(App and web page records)
--------------------------------------------------

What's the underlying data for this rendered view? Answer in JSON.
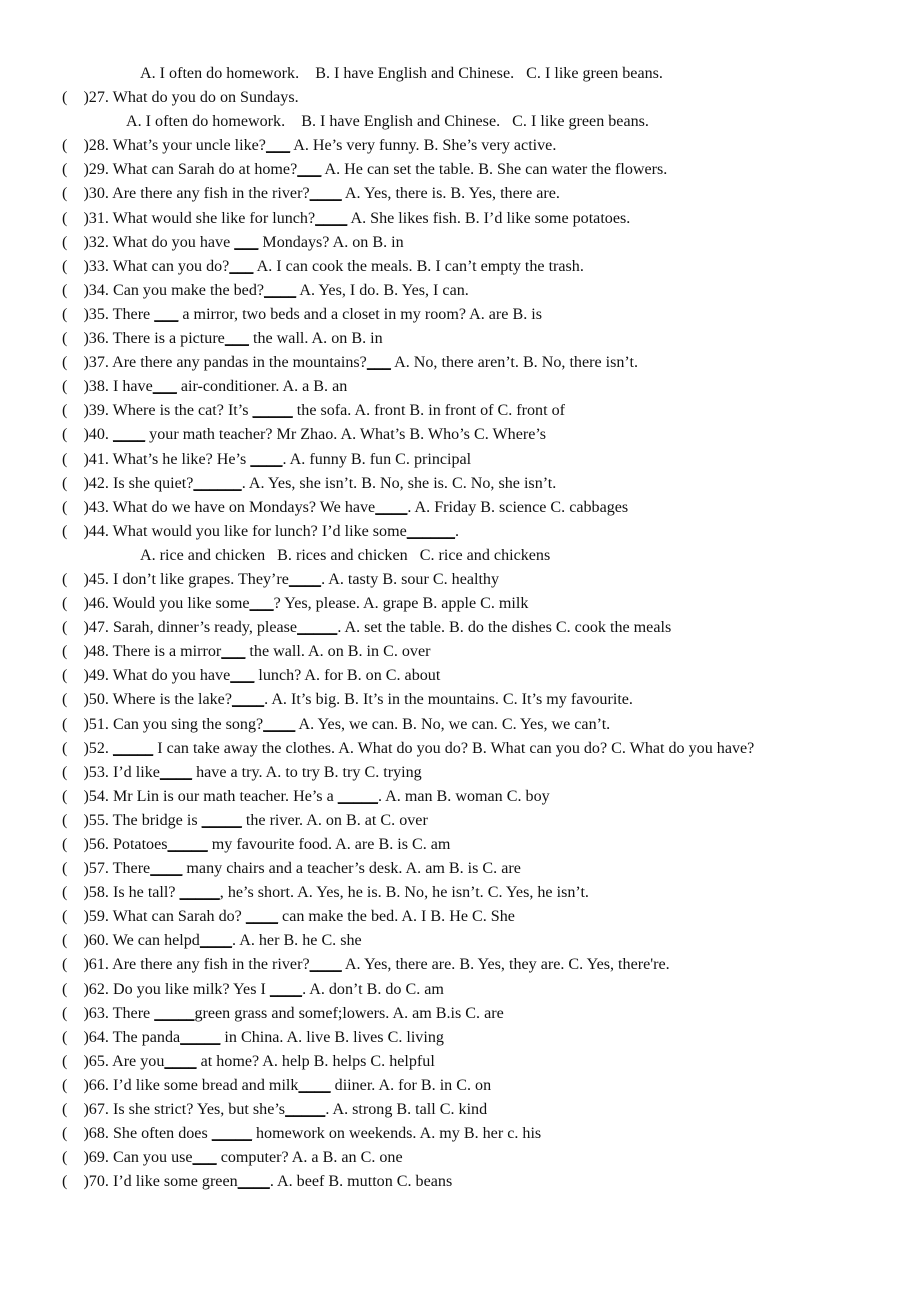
{
  "document": {
    "kind": "english-multiple-choice-worksheet",
    "paper_background": "#ffffff",
    "text_color": "#111111",
    "first_question_number": 27,
    "last_question_number": 70
  },
  "lines": [
    {
      "id": "l01",
      "type": "options-only",
      "indent": "indent-a",
      "text": "A. I often do homework.    B. I have English and Chinese.   C. I like green beans."
    },
    {
      "id": "l02",
      "type": "question",
      "marker": "(    )27.",
      "text": " What do you do on Sundays."
    },
    {
      "id": "l03",
      "type": "options-only",
      "indent": "indent-c",
      "text": "A. I often do homework.    B. I have English and Chinese.   C. I like green beans."
    },
    {
      "id": "l04",
      "type": "question",
      "marker": "(    )28.",
      "text": " What’s your uncle like?",
      "blank": "___",
      "tail": "    A. He’s very funny.   B. She’s very active."
    },
    {
      "id": "l05",
      "type": "question",
      "marker": "(    )29.",
      "text": " What can Sarah do at home?",
      "blank": "___",
      "tail": "    A. He can set the table.    B. She can water the flowers."
    },
    {
      "id": "l06",
      "type": "question",
      "marker": "(    )30.",
      "text": " Are there any fish in the river?",
      "blank": "____",
      "tail": "    A. Yes, there is.    B. Yes, there are."
    },
    {
      "id": "l07",
      "type": "question",
      "marker": "(    )31.",
      "text": " What would she like for lunch?",
      "blank": "____",
      "tail": "    A. She likes fish.   B. I’d like some potatoes."
    },
    {
      "id": "l08",
      "type": "question",
      "marker": "(    )32.",
      "text": " What do you have ",
      "blank": "___",
      "tail": " Mondays?   A. on   B. in"
    },
    {
      "id": "l09",
      "type": "question",
      "marker": "(    )33.",
      "text": " What can you do?",
      "blank": "___",
      "tail": "    A. I can cook the meals.    B. I can’t empty the trash."
    },
    {
      "id": "l10",
      "type": "question",
      "marker": "(    )34.",
      "text": " Can you make the bed?",
      "blank": "____",
      "tail": "    A. Yes, I do.    B. Yes, I can."
    },
    {
      "id": "l11",
      "type": "question",
      "marker": "(    )35.",
      "text": " There ",
      "blank": "___",
      "tail": " a mirror, two beds and a closet in my room?   A. are   B. is"
    },
    {
      "id": "l12",
      "type": "question",
      "marker": "(    )36.",
      "text": " There is a picture",
      "blank": "___",
      "tail": " the wall.  A. on  B. in"
    },
    {
      "id": "l13",
      "type": "question",
      "marker": "(    )37.",
      "text": " Are there any pandas in the mountains?",
      "blank": "___",
      "tail": "    A. No, there aren’t.    B. No, there isn’t."
    },
    {
      "id": "l14",
      "type": "question",
      "marker": "(    )38.",
      "text": " I have",
      "blank": "___",
      "tail": " air-conditioner.  A. a   B. an"
    },
    {
      "id": "l15",
      "type": "question",
      "marker": "(    )39.",
      "text": " Where is the cat? It’s ",
      "blank": "_____",
      "tail": " the sofa.   A. front   B. in front of   C. front of"
    },
    {
      "id": "l16",
      "type": "question",
      "marker": "(    )40.",
      "text": " ",
      "blank": "____",
      "tail": " your math teacher? Mr Zhao.  A. What’s  B. Who’s   C. Where’s"
    },
    {
      "id": "l17",
      "type": "question",
      "marker": "(    )41.",
      "text": " What’s he like? He’s ",
      "blank": "____",
      "tail": ".   A. funny   B. fun   C. principal"
    },
    {
      "id": "l18",
      "type": "question",
      "marker": "(    )42.",
      "text": " Is she quiet?",
      "blank": "______",
      "tail": ".   A. Yes, she isn’t.   B. No, she is.   C. No, she isn’t."
    },
    {
      "id": "l19",
      "type": "question",
      "marker": "(    )43.",
      "text": " What do we have on Mondays? We have",
      "blank": "____",
      "tail": ".  A. Friday   B. science   C. cabbages"
    },
    {
      "id": "l20",
      "type": "question",
      "marker": "(    )44.",
      "text": " What would you like for lunch? I’d like some",
      "blank": "______",
      "tail": "."
    },
    {
      "id": "l21",
      "type": "options-only",
      "indent": "indent-a",
      "text": "A. rice and chicken   B. rices and chicken   C. rice and chickens"
    },
    {
      "id": "l22",
      "type": "question",
      "marker": "(    )45.",
      "text": " I don’t like grapes. They’re",
      "blank": "____",
      "tail": ".   A. tasty   B. sour   C. healthy"
    },
    {
      "id": "l23",
      "type": "question",
      "marker": "(    )46.",
      "text": " Would you like some",
      "blank": "___",
      "tail": "? Yes, please.  A. grape   B. apple   C. milk"
    },
    {
      "id": "l24",
      "type": "question",
      "marker": "(    )47.",
      "text": " Sarah, dinner’s ready, please",
      "blank": "_____",
      "tail": ". A. set the table.   B. do the dishes  C. cook the meals"
    },
    {
      "id": "l25",
      "type": "question",
      "marker": "(    )48.",
      "text": " There is a mirror",
      "blank": "___",
      "tail": " the wall.  A. on   B. in   C. over"
    },
    {
      "id": "l26",
      "type": "question",
      "marker": "(    )49.",
      "text": " What do you have",
      "blank": "___",
      "tail": " lunch?  A. for   B. on   C. about"
    },
    {
      "id": "l27",
      "type": "question",
      "marker": "(    )50.",
      "text": " Where is the lake?",
      "blank": "____",
      "tail": ".   A. It’s big.   B. It’s in the mountains.   C. It’s my favourite."
    },
    {
      "id": "l28",
      "type": "question",
      "marker": "(    )51.",
      "text": " Can you sing the song?",
      "blank": "____",
      "tail": "   A. Yes, we can.    B. No, we can.    C. Yes, we can’t."
    },
    {
      "id": "l29",
      "type": "question-wrap",
      "marker": "(    )52.",
      "text": " ",
      "blank": "_____",
      "tail": "  I can take away the clothes.   A. What do you do?  B. What can you do?  C. What do you have?"
    },
    {
      "id": "l30",
      "type": "question",
      "marker": "(    )53.",
      "text": " I’d like",
      "blank": "____",
      "tail": " have a try.  A. to try   B. try   C. trying"
    },
    {
      "id": "l31",
      "type": "question",
      "marker": "(    )54.",
      "text": " Mr Lin is our math teacher. He’s a ",
      "blank": "_____",
      "tail": ".   A. man   B. woman   C. boy"
    },
    {
      "id": "l32",
      "type": "question",
      "marker": "(    )55.",
      "text": " The bridge is ",
      "blank": "_____",
      "tail": " the river.   A. on   B. at   C. over"
    },
    {
      "id": "l33",
      "type": "question",
      "marker": "(    )56.",
      "text": " Potatoes",
      "blank": "_____",
      "tail": " my favourite food.   A. are   B. is   C. am"
    },
    {
      "id": "l34",
      "type": "question",
      "marker": "(    )57.",
      "text": " There",
      "blank": "____",
      "tail": " many chairs and a teacher’s desk.   A. am  B. is   C. are"
    },
    {
      "id": "l35",
      "type": "question",
      "marker": "(    )58.",
      "text": " Is he tall? ",
      "blank": "_____",
      "tail": ", he’s short.   A. Yes, he is.   B. No, he isn’t.   C. Yes, he isn’t."
    },
    {
      "id": "l36",
      "type": "question",
      "marker": "(    )59.",
      "text": " What can Sarah do? ",
      "blank": "____",
      "tail": " can make the bed.   A. I   B. He   C. She"
    },
    {
      "id": "l37",
      "type": "question",
      "marker": "(    )60.",
      "text": " We can helpd",
      "blank": "____",
      "tail": ".   A. her   B. he   C. she"
    },
    {
      "id": "l38",
      "type": "question",
      "marker": "(    )61.",
      "text": " Are there any fish in the river?",
      "blank": "____",
      "tail": "   A. Yes, there are.   B. Yes, they are.   C. Yes, there're."
    },
    {
      "id": "l39",
      "type": "question",
      "marker": "(    )62.",
      "text": " Do you like milk? Yes I ",
      "blank": "____",
      "tail": ".   A. don’t   B. do   C. am"
    },
    {
      "id": "l40",
      "type": "question",
      "marker": "(    )63.",
      "text": " There ",
      "blank": "_____",
      "tail": "green grass and somef;lowers.   A. am   B.is   C. are"
    },
    {
      "id": "l41",
      "type": "question",
      "marker": "(    )64.",
      "text": " The panda",
      "blank": "_____",
      "tail": " in China.   A. live   B. lives   C. living"
    },
    {
      "id": "l42",
      "type": "question",
      "marker": "(    )65.",
      "text": " Are you",
      "blank": "____",
      "tail": " at home?  A. help   B. helps   C. helpful"
    },
    {
      "id": "l43",
      "type": "question",
      "marker": "(    )66.",
      "text": " I’d like some bread and milk",
      "blank": "____",
      "tail": " diiner.   A. for    B. in    C. on"
    },
    {
      "id": "l44",
      "type": "question",
      "marker": "(    )67.",
      "text": " Is she strict? Yes, but she’s",
      "blank": "_____",
      "tail": ".   A. strong    B. tall    C. kind"
    },
    {
      "id": "l45",
      "type": "question",
      "marker": "(    )68.",
      "text": " She often does ",
      "blank": "_____",
      "tail": " homework on weekends.   A. my   B. her    c. his"
    },
    {
      "id": "l46",
      "type": "question",
      "marker": "(    )69.",
      "text": " Can you use",
      "blank": "___",
      "tail": " computer?  A. a   B. an   C. one"
    },
    {
      "id": "l47",
      "type": "question",
      "marker": "(    )70.",
      "text": " I’d like some green",
      "blank": "____",
      "tail": ".  A. beef   B. mutton   C. beans"
    }
  ]
}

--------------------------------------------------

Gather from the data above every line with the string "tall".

_EXERCISE OUTPUT:_
      "text": " Is he tall? ",
      "tail": ".   A. strong    B. tall    C. kind"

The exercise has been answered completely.